income disparity, population growth, and debt comparison by race to paint a picture of the harsh realities people of color face regularly in society. Lizard Lounge poetry slam winners Janae Johnson and Porsha Olayiwola then shared passionate poetry addressing economic inequality and families in pain due to poverty and racism.
Brian Kwoba, a member of the People Of Color Working Group, next presented an excerpt and open discussion from a partial speech of King’s, dated April 4, 1967, which included:

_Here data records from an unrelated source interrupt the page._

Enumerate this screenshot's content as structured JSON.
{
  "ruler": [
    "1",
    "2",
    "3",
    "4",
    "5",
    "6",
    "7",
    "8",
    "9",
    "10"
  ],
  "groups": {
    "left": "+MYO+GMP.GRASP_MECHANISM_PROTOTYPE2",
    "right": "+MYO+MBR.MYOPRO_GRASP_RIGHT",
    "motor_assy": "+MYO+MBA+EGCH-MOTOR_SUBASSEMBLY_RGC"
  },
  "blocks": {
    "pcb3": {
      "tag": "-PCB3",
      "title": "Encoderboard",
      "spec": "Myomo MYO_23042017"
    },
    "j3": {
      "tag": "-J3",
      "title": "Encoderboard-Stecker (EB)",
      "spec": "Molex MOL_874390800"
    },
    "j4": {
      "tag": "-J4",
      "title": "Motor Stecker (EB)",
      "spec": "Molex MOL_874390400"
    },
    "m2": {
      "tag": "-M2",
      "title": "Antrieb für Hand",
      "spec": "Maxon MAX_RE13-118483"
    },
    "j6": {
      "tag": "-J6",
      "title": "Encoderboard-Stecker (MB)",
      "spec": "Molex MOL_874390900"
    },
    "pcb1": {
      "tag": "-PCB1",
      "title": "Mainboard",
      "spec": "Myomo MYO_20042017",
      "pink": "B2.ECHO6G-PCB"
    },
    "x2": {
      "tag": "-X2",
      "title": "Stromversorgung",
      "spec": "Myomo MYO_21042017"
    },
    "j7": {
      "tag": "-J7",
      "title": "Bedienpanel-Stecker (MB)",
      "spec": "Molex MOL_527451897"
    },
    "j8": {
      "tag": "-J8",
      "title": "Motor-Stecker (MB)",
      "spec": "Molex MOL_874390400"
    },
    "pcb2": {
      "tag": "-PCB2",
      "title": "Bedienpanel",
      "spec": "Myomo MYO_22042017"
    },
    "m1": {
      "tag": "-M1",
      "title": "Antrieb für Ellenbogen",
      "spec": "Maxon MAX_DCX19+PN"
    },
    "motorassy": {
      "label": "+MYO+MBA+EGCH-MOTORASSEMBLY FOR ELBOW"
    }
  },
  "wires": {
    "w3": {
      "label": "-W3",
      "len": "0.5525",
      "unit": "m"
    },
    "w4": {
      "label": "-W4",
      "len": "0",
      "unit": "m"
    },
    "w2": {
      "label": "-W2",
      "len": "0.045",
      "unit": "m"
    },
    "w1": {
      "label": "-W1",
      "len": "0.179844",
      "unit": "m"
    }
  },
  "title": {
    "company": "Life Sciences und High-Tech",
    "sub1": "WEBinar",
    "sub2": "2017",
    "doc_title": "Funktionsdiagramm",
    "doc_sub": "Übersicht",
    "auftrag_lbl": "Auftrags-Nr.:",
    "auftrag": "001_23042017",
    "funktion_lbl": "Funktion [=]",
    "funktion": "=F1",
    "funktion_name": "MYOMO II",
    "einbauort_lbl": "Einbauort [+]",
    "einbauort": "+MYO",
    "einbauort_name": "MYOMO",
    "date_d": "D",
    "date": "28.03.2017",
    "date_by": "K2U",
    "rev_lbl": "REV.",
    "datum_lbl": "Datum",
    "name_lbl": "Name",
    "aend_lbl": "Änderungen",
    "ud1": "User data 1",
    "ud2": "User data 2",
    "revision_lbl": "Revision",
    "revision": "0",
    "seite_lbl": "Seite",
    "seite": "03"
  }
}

It is with such activity in mind that the words of the late John F. Kennedy come back to haunt us. Five years ago today he said, “Those who make peaceful revolution impossible, will make violent revolution inevitable.” Increasingly, by choice or by accident, this is the role our nation has taken, the role of those who make peaceful revolution impossible by refusing to give up the privileges and the pleasures that come from the immense profits of overseas investments. I am convinced that if we are to get on the right side of the world revolution, we as a nation must undergo a radical revolution of values. We must rapidly begin… we must rapidly begin the shift from a thing-oriented society to a person-oriented society. When machines and computers, profit motives and property rights, are considered more important than people, the giant triplets of racism, extreme materialism, and militarism are incapable of being conquered.
The next line of speakers were as follows: Kwame Somburu, 1968 vice-Presidential candidate of the Socialist Workers Party, presented us with “Reflections on MLK”; Optimus of the Foundation Movement whom lead the crowd through a wonderful hip-hop performance, where 2 audience members got to take part on stage, and the entire audience got to participate; and Carl Williams who gave an introduction to the 3-Strikes Law, a proposed piece of legislation that that targets habitual offenders which incarcerates our communities, and burdens our taxpayers.
Afterwords, legendary activist and Boston native Mel King spoke to the delight of the audience for 10 minutes on the significance between Occupy and MLK as movements at different times with similar importance. Two special performances from New England’s Dream Girls came immediately following. By 8:30pm, the event winded down with a massive cheer, and the crowd then dispersed.